■ Stored records:
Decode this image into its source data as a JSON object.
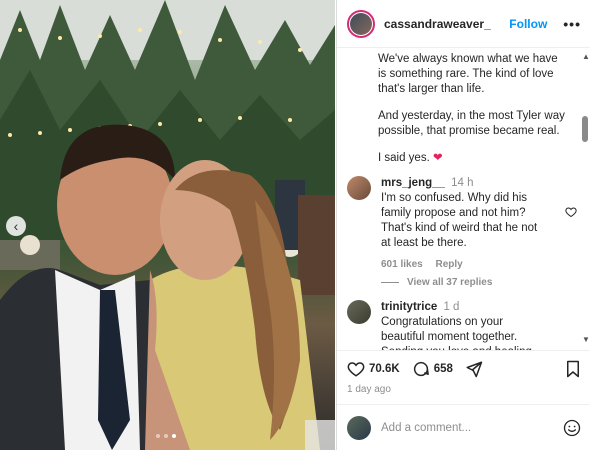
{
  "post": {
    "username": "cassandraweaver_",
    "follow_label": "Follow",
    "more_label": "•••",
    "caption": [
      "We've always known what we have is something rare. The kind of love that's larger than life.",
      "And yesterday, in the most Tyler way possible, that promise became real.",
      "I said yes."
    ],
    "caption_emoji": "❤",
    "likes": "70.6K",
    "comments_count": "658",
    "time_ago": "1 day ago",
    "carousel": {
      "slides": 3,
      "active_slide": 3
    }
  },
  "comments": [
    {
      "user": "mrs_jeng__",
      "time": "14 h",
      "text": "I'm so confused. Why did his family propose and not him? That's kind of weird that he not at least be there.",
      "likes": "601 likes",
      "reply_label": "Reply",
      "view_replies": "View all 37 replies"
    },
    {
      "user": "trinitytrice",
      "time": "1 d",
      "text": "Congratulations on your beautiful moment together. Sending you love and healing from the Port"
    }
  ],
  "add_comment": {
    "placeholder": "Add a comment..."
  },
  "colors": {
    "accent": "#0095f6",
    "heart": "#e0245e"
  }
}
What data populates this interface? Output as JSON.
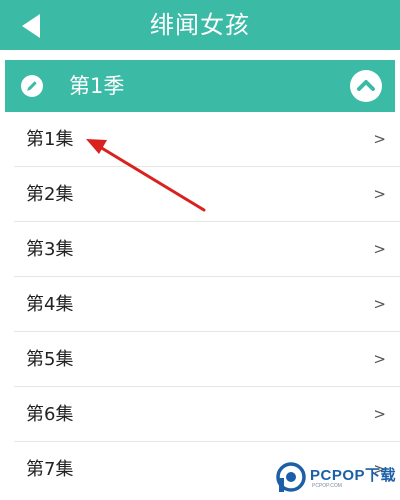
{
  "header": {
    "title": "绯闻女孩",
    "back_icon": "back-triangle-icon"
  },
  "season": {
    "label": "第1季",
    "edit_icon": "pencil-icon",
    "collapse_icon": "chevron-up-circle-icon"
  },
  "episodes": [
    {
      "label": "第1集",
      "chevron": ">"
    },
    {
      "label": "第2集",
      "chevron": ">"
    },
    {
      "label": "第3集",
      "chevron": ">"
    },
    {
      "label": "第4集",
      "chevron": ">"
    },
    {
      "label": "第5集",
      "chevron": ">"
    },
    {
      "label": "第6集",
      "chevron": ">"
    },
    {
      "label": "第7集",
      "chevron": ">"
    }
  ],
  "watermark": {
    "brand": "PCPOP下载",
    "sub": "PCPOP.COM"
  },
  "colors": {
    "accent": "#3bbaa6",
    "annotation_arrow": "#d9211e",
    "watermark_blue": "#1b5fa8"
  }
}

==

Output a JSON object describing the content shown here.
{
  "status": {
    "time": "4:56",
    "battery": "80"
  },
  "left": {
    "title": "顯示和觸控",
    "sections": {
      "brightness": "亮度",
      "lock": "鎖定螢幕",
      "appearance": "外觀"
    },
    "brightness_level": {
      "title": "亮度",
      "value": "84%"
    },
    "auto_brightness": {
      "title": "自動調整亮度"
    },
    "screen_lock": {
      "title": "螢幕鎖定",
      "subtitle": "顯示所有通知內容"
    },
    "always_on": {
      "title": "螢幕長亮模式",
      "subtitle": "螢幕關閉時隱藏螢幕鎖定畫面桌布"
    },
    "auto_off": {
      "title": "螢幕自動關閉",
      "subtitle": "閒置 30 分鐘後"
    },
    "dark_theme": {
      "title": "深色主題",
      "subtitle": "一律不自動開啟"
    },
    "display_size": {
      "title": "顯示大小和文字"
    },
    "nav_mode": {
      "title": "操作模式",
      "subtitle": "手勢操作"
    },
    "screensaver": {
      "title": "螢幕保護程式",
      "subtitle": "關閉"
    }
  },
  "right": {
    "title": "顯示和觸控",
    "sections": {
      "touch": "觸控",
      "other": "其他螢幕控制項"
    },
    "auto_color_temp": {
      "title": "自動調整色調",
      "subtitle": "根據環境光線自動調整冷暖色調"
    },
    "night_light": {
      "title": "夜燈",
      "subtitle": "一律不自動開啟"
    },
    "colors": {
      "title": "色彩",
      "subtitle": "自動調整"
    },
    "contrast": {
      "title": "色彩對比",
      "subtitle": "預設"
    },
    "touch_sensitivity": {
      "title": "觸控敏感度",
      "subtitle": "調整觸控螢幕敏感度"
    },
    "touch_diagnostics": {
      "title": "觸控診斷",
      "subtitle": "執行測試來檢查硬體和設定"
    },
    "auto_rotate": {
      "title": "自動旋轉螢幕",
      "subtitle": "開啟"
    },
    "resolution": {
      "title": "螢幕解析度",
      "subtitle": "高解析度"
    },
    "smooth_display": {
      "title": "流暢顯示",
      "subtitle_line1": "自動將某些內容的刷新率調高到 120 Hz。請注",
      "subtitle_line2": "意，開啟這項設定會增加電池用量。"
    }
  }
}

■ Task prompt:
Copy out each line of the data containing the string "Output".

■ Worked solution:
What data populates this interface? Output as JSON.
Output a JSON object describing the content shown here.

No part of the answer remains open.